New realities of international education
Of all the possible 2020 scenarios, the one that actually occurred beat anyone's wildest ideas. With the global pandemic and the ensuing limitations, the international education system has seen some very dramatic changes over the past year. Some of the common practices that international offices at universities had been responsible for (business trips, exhibitions, direct recruiting) lost their former relevance. Still, for any skeptics wondering if international education is dead yet, the firm answer is "no".

True, physical mobility that used to play an important role in classic international exchanges was hit hard; however, a crisis is never all struggle — it is also a challenge and an incentive to start thinking out of the box. International education quickly seized the opportunities for transformation offered by the crisis to work out new activities and formats of cooperation.
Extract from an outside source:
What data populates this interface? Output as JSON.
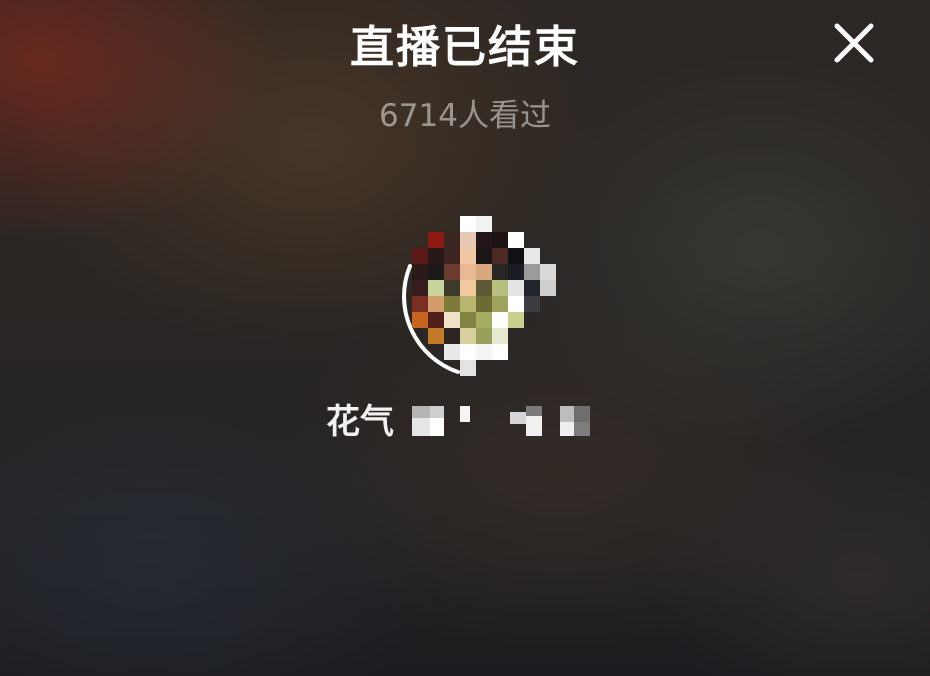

Virtual mobility
The restrictions on physical travel have pushed universities to try other formats for internationalization. They had been out there all along, but had never attracted much attention or resources. Nowadays, however, virtual mobility has become part of the toolbox for almost all universities, and many students and teachers are involved in it.

The widespread practice of virtual mobility expands the boundaries of international education and opens up new horizons for students. Regular mobility has not been available to many students anyway due to the high travel costs, the need to live abroad for extended periods of time, and psychological barriers. Virtual mobility, on the other hand, enables almost anyone to benefit from a valuable experience in international learning and informal socializing with significantly lower financial and time investments.

In the long run, virtual mobility can pave the way for expansion of international student project activities, the exchange of teaching experience between universities, stronger scientific cooperation, and much more.

Services for students
Last spring, supporting students was a top priority for international offices and other university services. Universities were tasked with urgently putting together the necessary services to meet those students' vital needs. Looking at the global experience in the industry, the scope of these services is truly impressive now ranging from grocery baskets delivery and assistance in buying tickets to support in employment, handling accommodation problems and, of course, psychological support.

At RANEPA, international cooperation has always been a priority, and in this difficult time, the Academy management team made it a policy for all services of the Academy to focus on foreign students in the first place.
This included helping students who found themselves abroad when the pandemic began, as well as foreign students who could not leave Russia and return home.

The professional community's transformation
The universal transition to online learning has entailed two interesting developments.
First, the international professional community has become more united and more accessible. Previously, to listen to a prominent expert and talk to them on the sidelines, one had to plan a trip to a conference in advance, and pay for a flight and a hotel room. The trip would take at least two days, not counting the preparation time. Now all international experts are literally a few clicks away. One can meet with many of them at webinars several times a month just to discuss the latest news. As a result, communication has become much more intense.

Our department has set up and held a series of online meetings, at which Vladimir Mau, Rector of RANEPA had discussions with representatives and experts from the International Association of Universities (IAU), the European Association for International Education (EAIE) and the Boston College Center for International Higher Education (CIHE). True, we all miss the atmosphere of a large event, the feel of a coffee cup in your hands, talking on the sidelines, and yet, we have to admit that online meetings have contributed to a significant consolidation of the professional community and strengthened informal ties.

Second, the flow of information has grown incredibly, leading to a surge in the complexity of routine efforts to keep track of major events and news in the professional field. Last May, we launched the @eduviewrus channel on Telegram targeting the professional community at Russian universities. We carefully track and tell our readers about the main events and trends in international education. This in fact enables interested readers to follow the development of many processes in real time.

Keeping abreast of major trends and major changes is necessary for both tactical and strategic planning in a rapidly changing environment. How will international student flows change? What decisions by the authorities will lead to an increase in the popularity of higher education in their countries, and which, on the contrary, will alienate foreign students? What criteria will students and their families use to choose a country for getting a degree? How will university foreign affairs professionals' job change? Answering these questions is only possible by being aware of global events.

Our work at the Department for International Development and the Telegram channel is aimed at helping our colleagues as well as at contributing to the development of the Russian expert community. This year's experience has clearly demonstrated how a complex system of international education is capable of transforming in accordance with the demands of the time and entering a qualitatively new stage of development; however, it is absolutely necessary to stay informed to make right and timely decisions.
Our telegram-channel is devoted to such topics as changes in student flows, recruiting strategies, distance learning, various countries' decisions regarding foreign students and much more. We collect information from various sources in about 25 countries around the world including the United Kingdom, the United States, Canada, Australia, France, Germany, the Netherlands, Denmark, Ireland, Norway, Malta, China, Japan, South Korea, Vietnam, Indonesia, India, Pakistan, Saudi Arabia, UAE, Turkey, Argentina, Colombia, Chile, Ecuador, and Peru.
Larisa Taradina
Director for International Education and Cooperation, Russian Presidential Academy of National Economy and Public Administration
Author: Larisa Taradina, Director for International Education and Cooperation, Russian Presidential Academy of National Economy and Public Administration.